Old Town is known for the quaint little restaurants that line the streets of Grand River and Turner. Although I hadn’t been to Mama Bear’s before, I was sure I would be in for a treat because many individuals had recommended it to me. This small unassuming restaurant can easily be missed if you’re not sure what you’re looking for. When driving down Turner, go slowly so as to not miss the gray building. The sign is on the awning and could potentially be overlooked.
When I walked in, I wasn’t quite sure what to do. The dining room is small and I stood at the door for a minute to figure out the lay of the land. You order at the register, and once I made my way up there, I was able to view the array of specialty coffee machines and the display case of tempting desserts.
The café offers breakfast and lunch, and works to serve locally produced and organic foods. They offer specialty coffees, sandwiches, salads and breakfast items including omelettes and pancakes.
One of my dining guests and I both ordered Emily’s Chicken Salad. The portion size was good, the chicken breast was hot and the vegetables were fresh. I had the homemade mustard vinaigrette, which was tangy and spicy. It literally burned my nose and made me cry. I’m not sure if it was the horseradish or some other secret ingredient, but it was a little too much for me. My dining partner thought the salad was good, but felt the salad had way more dill than necessary. Dill lovers will adore this salad.

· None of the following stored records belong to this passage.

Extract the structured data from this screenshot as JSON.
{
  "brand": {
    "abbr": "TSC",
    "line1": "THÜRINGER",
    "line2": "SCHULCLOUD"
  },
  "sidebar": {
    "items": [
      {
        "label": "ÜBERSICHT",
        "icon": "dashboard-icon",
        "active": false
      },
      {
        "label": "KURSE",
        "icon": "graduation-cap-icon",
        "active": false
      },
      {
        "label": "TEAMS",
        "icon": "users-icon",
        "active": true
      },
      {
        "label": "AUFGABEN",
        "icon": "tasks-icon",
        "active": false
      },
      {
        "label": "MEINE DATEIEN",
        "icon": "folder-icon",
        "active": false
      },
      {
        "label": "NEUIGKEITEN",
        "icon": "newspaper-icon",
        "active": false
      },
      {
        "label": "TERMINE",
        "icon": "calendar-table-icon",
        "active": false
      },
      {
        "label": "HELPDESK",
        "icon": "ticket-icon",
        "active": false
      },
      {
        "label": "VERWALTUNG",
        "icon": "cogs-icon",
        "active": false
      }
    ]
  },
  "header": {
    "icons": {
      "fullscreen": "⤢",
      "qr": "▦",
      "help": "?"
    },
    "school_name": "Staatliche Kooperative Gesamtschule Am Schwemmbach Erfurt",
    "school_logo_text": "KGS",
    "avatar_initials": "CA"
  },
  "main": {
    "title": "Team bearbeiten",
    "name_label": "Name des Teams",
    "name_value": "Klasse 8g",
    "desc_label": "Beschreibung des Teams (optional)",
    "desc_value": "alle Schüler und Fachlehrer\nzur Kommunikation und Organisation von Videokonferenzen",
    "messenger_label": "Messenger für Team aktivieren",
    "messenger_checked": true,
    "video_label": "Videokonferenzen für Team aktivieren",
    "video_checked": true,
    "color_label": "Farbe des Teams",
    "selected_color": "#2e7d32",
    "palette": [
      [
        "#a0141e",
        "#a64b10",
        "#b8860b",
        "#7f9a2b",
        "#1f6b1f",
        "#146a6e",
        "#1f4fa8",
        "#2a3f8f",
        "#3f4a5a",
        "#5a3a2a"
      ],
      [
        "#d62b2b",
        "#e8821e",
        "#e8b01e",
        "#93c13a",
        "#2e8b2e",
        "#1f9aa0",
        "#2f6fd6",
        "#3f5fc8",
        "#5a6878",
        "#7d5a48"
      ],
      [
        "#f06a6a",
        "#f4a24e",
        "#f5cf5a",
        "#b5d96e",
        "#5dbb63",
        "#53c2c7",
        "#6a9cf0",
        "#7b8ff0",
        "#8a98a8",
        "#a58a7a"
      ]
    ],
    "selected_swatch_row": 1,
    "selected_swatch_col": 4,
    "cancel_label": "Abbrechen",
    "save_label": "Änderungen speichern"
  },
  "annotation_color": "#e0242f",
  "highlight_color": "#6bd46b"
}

The other two dining guests each ordered sandwiches. The Veggie’Talian was a regular menu item, while the Spicy French Dip was a special written on a small chalkboard behind the counter. The vegetarian option looked great. The bread was thick and hearty, the vegetables were robust and aplenty, and it was frankly bigger than my dining companion could handle. My other dining companion with the special Spicy French Dip wasn’t as enthusiastic about his choice. The overall flavor was not as potent as expected, and the au jus — advertised as including jalapeño — was flat.
The Cinnamon Chocolate Brownie was large, moist and extremely dreamy. We divided it into four pieces, and it was certainly enough to meet the need for a tasty treat. There were other delicious-looking desserts displayed, and signs included additional nutritional or allergy information for some of these items for those who need to know. One of my guests ordered coffee, the Purple Haze, which is a blend of blackberry and caramel. At first, I only ordered water, but the potent aroma of the coffee changed my mind, so I tried a Polar Bear, which has peppermint and white chocolate. The coffee drinks were spectacular.

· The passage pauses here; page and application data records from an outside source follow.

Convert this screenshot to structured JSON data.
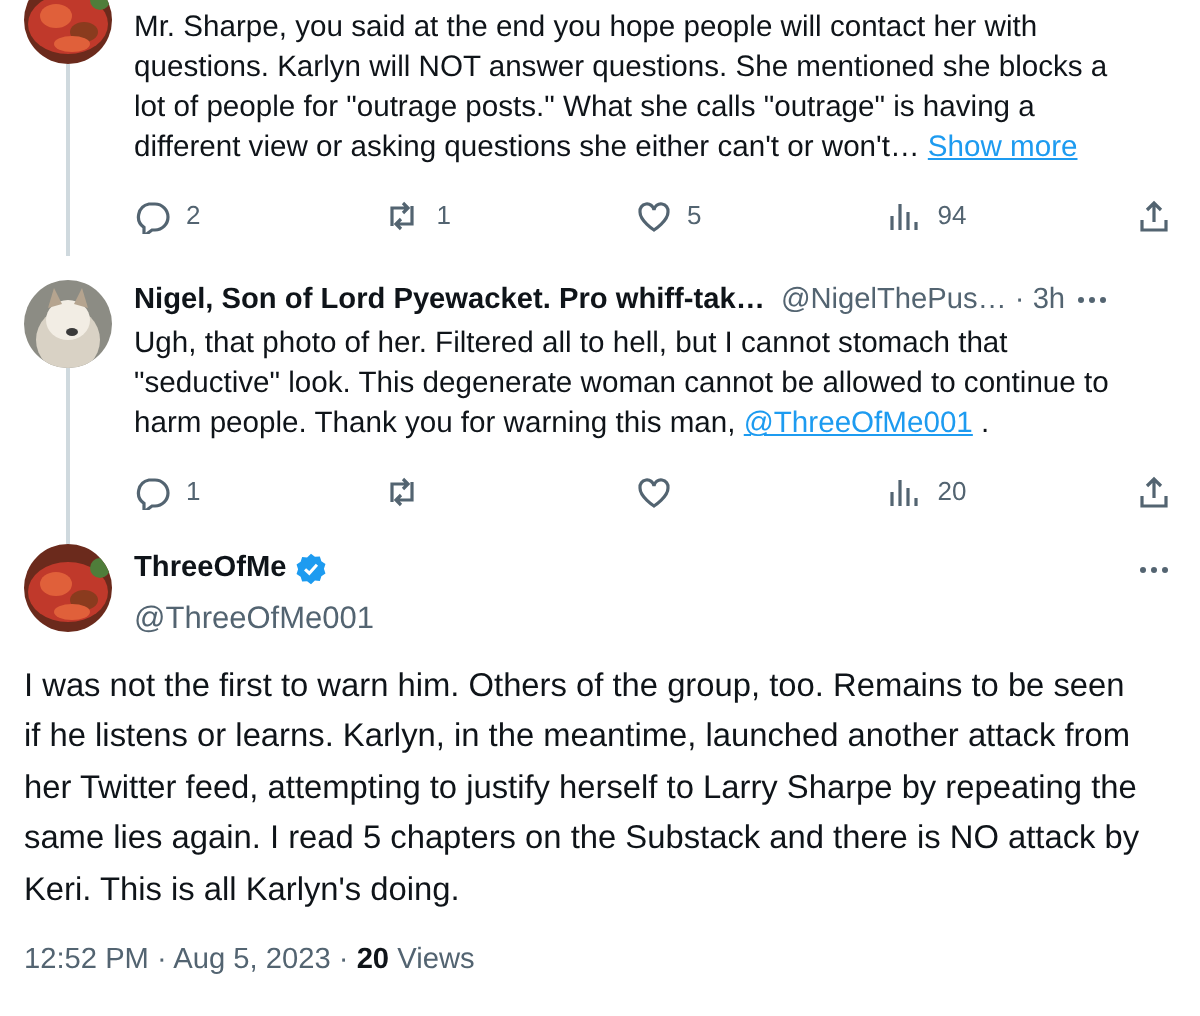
{
  "replies": [
    {
      "avatar": {
        "kind": "picture"
      },
      "body": [
        {
          "kind": "text",
          "text": "Mr. Sharpe, you said at the end you hope people will contact her with questions. Karlyn will NOT answer questions. She mentioned she blocks a lot of people for \"outrage posts.\" What she calls \"outrage\" is having a different view or asking questions she either can't or won't…"
        },
        {
          "kind": "more",
          "text": "Show more"
        }
      ],
      "actions": {
        "replies": "2",
        "reposts": "1",
        "likes": "5",
        "views": "94"
      }
    },
    {
      "avatar": {
        "kind": "picture"
      },
      "name": "Nigel, Son of Lord Pyewacket. Pro whiff-tak…",
      "handle": "@NigelThePus…",
      "time": "· 3h",
      "body": [
        {
          "kind": "text",
          "text": "Ugh, that photo of her.  Filtered all to hell, but I cannot stomach that \"seductive\" look.  This degenerate woman cannot be allowed to continue to harm people.  Thank you for warning this man, "
        },
        {
          "kind": "mention",
          "text": "@ThreeOfMe001"
        },
        {
          "kind": "text",
          "text": " ."
        }
      ],
      "actions": {
        "replies": "1",
        "views": "20"
      }
    }
  ],
  "main": {
    "avatar": {
      "kind": "picture"
    },
    "name": "ThreeOfMe",
    "verified": true,
    "handle": "@ThreeOfMe001",
    "text": "I was not the first to warn him. Others of the group, too. Remains to be seen if he listens or learns. Karlyn, in the meantime, launched another attack from her Twitter feed, attempting to justify herself to Larry Sharpe by repeating the same lies again. I read 5 chapters on the Substack and there is NO attack by Keri. This is all Karlyn's doing.",
    "time": "12:52 PM · Aug 5, 2023 · ",
    "views": "20",
    "views_label": "Views"
  }
}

The service was stretched. When we walked in, all of the tables were full. The cashier/server told us it would be a 20 minute wait. We opted to take our food to go, but by the time we ordered a table had cleared, so we stayed. The service is very casual and probably appeals very well to the locals. Overall, our server was nice and friendly, but very busy.
I would say the environment is shabby-chic. The building is probably historic, as it still has some character in the detail of the wood columns. The tables are butcher block-esque, and there are many random photos and art pieces along the walls. About halfway through the meal, I noticed that the ceiling had community posters, and there was an old barrel that had some books on it for free. It is a quaint local spot with a nice ambiance.

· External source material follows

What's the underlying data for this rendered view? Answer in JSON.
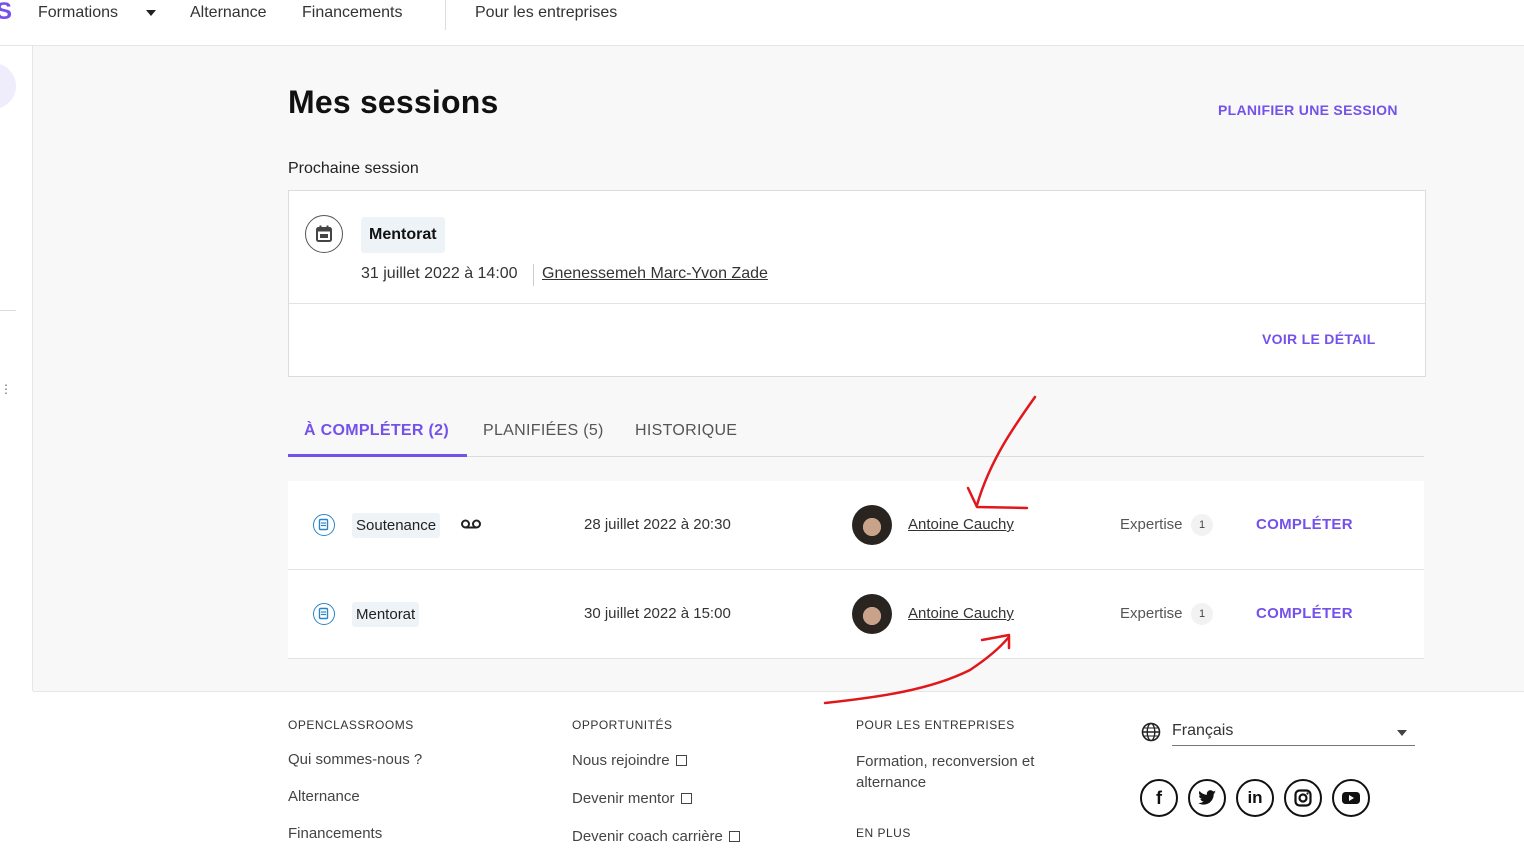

The portions were generous and the prices ranged from $7.50 to $8.95. I believe the prices are reasonable considering they are using organic and vegan-friendly options. Overall, I would say the pricing is moderate.
There are several specials each day on the chalkboard including sandwiches, salads and soups of the day.